Missing Africa? Dreaming about, preparing for, or going on a trip there? Here are 10 hit songs by international artists that have at their heart a love of Africa. Some you’ve definitely heard, others, you may have yet to experience. Some are political or patriotic, others are for pure fun. Here are 10 popular songs about loving Africa.
Sources: buffalosoldier.net, en.wikipedia.org, songfacts.com
Let’s just get this one out of the way, shall we? When you’re doing Thursday night karaoke and drinks with your co-workers and this song comes on, the groans and cheers are almost as melodic as Toto’s semi-cheesy synthesizer-driven tribute to the motherland. Recorded in 1982 on the album “Toto IV,” it made No. 1 on Billboard 100 in February 1983.
The wonderous, passionate Nigerian activist and musical icon Fela Kuti recorded “Viva Nigeria” in Los Angeles in 1969 while the Biafran War raged in his home country. One of his most outspoken pieces (literally, he speaks the entire time), it’s done in his typical afrobeat style, but uncharacteristically shorter. It retains its power today.
Yep, we love the ’80s. “Walk Like an Egyptian” is another karaoke hit, albeit one that locks onto a giant cultural cliche and puts it to a beat. Insensitivity? Naahh…your feet will start tapping immediately. When it was released in 1986, it was a runaway international hit, grabbing Billboard 100’s No. 1 spot in America, and No. 3 on the U.K. single chart. From the album “Different Light,” this song is so light that you probably won’t feel the historical weight of the Egyptian pharaohs long past. Do we don the Cleopatra wig or tease the bangs?

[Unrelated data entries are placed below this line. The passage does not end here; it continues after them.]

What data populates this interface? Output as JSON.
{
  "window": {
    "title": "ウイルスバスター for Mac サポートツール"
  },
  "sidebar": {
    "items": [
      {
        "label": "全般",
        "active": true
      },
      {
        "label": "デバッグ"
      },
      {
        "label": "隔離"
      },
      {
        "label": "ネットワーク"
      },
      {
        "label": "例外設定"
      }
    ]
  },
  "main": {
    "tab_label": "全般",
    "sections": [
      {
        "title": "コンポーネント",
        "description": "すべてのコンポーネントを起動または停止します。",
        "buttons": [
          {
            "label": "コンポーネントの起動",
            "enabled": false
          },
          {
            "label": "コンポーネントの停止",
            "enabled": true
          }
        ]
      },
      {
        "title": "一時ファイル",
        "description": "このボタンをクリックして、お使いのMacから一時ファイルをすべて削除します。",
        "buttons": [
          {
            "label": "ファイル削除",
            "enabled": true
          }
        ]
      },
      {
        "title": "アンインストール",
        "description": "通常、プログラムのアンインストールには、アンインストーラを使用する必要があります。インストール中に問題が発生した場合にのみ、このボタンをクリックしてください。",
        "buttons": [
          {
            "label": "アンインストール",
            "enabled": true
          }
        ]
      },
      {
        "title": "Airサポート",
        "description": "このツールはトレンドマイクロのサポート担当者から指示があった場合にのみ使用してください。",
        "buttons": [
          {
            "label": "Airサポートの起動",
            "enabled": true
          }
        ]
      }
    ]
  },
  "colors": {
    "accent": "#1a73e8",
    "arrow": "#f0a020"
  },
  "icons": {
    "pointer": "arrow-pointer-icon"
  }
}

“Stolen from Africa/Brought to America/Fighting on arrival/Fighting for survival.” This song brings attention to the Transatlantic slave trade. The Buffalo Soldier in question is a black cavalryman for the U.S. Army who fought in the Indian Wars in the 1860s. It was the disenfranchised fighting the disenfranchised — a race swiped away from its homeland participating in wiping out other people from their homeland. Marley’s jaunty but thoughtful song is one for the ages, a hard history lesson with a reggae beat.
Although it had been around for decades, this hymn surfaced near the end of the 1980s in American churches and school choir performances. Originally from South Africa, its composition origins are contested. Andres van Todjer was named as the writer in 1950, although the South African Music Rights Organization said the song is in the public domain. It was arranged in four-part harmony in 1984 by Anders Nyberg for the recording of “Freedom is Coming: Songs of Protest and Praise from South Africa.” The original lyrics are in the Zulu language.
The new age wave of the ’80s and ’90s ushered in artists like Ireland’s Enya. Her 1988 hit album, “Watermark,” featured “Storms in Africa,” a rumbling, evocative and beautiful track that envisions thunder clouds rolling over a savanna. The first track is in Gaelic, but Enya rereleased it in English. It has been heard in commercials and films, including “Green Card.”
Hot Colombian sensation Shakira released this hit track in 2010, and it became the official song of the 2010 FIFA World Cup. Ubiquitous on the radio and in clubs and bars, it is still going strong. In March the video reached 680 million hits on Youtube,making it the eighth most-watched video in history.
British singer-songwriter Jerry Dammers and his band Special A.K.A. released this single in 1984. Apparently out of touch with the anti-apartheid movement, Dammers went to a benefit concert in 1983 and was subsequently inspired to write this song. He had no idea how successful it would be. It was widely played in Africa, and reached No. 9 on the U.K. singles chart. When Mandela died in 2013, the song resurfaced temporarily on the charts at No. 96.
Composed by Enoch Sontonga in 1897, “Nkosi Sikelel’ iAfrica” became a pan-African liberation anthem and was later adopted as the national anthem of five countries. It was the anthem used by the African National Congress during apartheid. It was also popular in Tanzania, Namibia, Zambia, and Zimbabwe, and became their united national anthem. It remains the anthem in Tanzania and Zambia. Using the melody from Joseph Parry’s “Aberystwyth,” it was originally written in the Xhosa language.
Before the arms go up, you should know that this song was written and performed decades before The Tokens made it a doo wop hit in 1961. South African Zulu musician, singer and composer Solomon Popoli Linda (1909-1962) wrote and performed it with the Evening Birds in 1939, under the title “Mbube” (“lion” in the Zulu language). The early name for the song became mbube style of isicathamiya a cappella later made popular by Ladysmith Black Mambazo. We all know it as the sock hop, percussion-driven golden oldie. Sing along now: “Wimba Way, wimba way, wimba way…”
#1 Macroeconomic Newsletter For Black America
"*" indicates required fields